Problem to work on → Where in the listing does the word "Message" appear? Report each line that holds it.

———

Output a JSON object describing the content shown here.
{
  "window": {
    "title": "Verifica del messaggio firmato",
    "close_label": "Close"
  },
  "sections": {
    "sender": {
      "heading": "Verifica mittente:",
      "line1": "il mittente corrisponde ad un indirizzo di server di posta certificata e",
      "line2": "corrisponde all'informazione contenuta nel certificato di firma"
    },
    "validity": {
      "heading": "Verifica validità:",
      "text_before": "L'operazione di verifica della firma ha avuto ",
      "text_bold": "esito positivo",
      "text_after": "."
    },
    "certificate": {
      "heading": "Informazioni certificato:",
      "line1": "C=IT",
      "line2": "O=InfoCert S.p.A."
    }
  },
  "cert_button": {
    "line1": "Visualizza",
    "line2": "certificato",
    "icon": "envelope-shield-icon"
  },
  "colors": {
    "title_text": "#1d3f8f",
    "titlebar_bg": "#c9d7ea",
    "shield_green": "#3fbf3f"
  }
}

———

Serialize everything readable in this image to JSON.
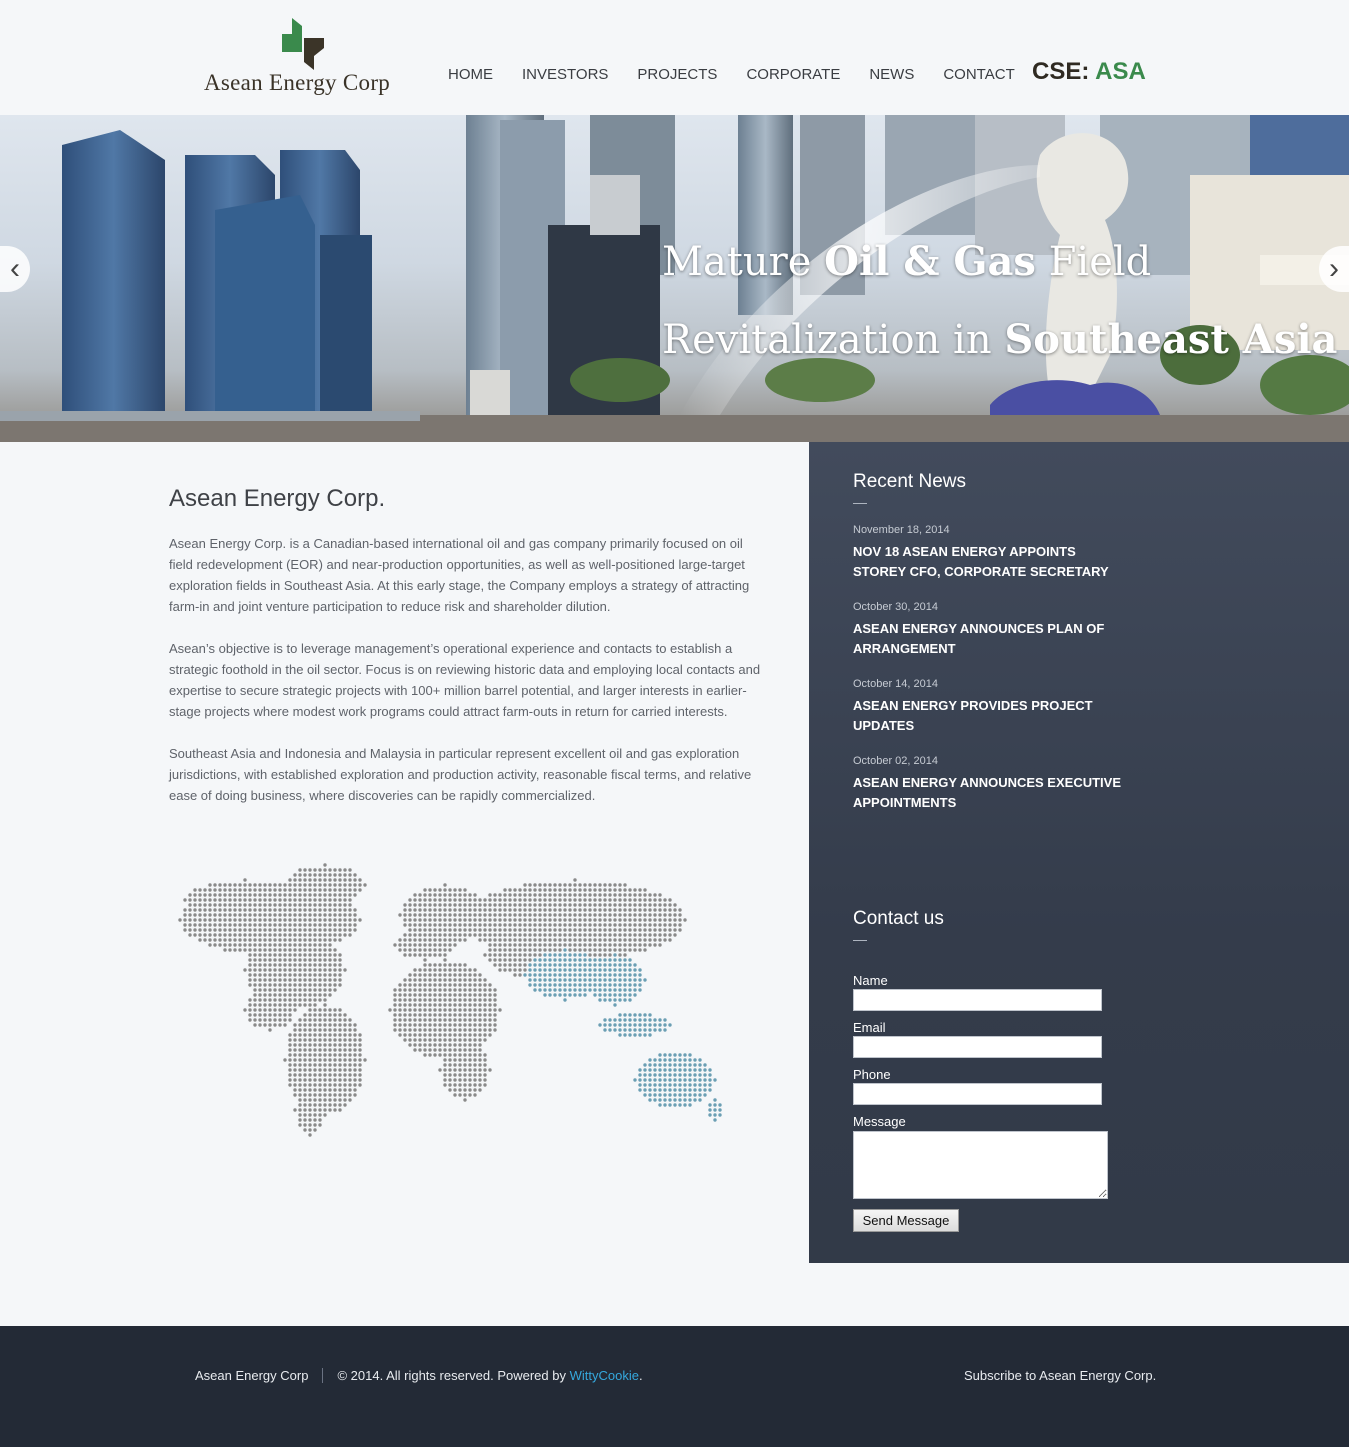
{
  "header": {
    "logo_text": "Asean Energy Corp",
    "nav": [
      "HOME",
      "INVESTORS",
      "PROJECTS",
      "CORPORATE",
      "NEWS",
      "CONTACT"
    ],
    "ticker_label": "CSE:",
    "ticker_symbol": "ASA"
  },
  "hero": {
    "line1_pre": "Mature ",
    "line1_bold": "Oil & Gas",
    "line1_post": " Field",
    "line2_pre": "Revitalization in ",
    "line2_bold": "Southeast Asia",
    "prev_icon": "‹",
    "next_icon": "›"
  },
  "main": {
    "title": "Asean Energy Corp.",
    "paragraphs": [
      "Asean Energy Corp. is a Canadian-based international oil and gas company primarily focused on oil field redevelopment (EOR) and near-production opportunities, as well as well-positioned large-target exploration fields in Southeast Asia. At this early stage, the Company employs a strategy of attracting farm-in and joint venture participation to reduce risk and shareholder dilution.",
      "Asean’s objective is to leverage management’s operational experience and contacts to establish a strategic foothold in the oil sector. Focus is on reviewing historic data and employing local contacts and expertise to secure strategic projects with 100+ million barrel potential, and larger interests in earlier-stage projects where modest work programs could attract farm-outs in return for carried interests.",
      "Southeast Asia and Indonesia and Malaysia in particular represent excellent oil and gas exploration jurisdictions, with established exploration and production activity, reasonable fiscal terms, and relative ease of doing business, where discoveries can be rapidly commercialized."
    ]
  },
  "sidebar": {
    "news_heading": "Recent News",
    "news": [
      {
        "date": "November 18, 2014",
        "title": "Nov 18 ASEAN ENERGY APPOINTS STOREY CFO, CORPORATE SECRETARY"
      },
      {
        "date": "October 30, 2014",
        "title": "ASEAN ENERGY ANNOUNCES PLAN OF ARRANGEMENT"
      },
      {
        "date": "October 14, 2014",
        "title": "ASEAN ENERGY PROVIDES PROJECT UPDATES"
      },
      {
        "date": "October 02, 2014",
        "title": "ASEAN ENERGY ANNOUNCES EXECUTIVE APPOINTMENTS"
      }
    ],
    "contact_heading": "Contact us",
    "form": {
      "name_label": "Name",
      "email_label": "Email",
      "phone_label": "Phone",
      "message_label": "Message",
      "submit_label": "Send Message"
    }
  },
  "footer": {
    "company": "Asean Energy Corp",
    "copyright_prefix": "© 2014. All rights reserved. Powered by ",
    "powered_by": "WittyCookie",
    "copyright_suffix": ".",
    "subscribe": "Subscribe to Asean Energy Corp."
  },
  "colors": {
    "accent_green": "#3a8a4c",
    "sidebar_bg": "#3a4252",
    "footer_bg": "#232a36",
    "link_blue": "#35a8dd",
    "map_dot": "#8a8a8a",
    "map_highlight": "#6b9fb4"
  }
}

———

Result below →
      "message_label": "Message",
      "submit_label": "Send Message"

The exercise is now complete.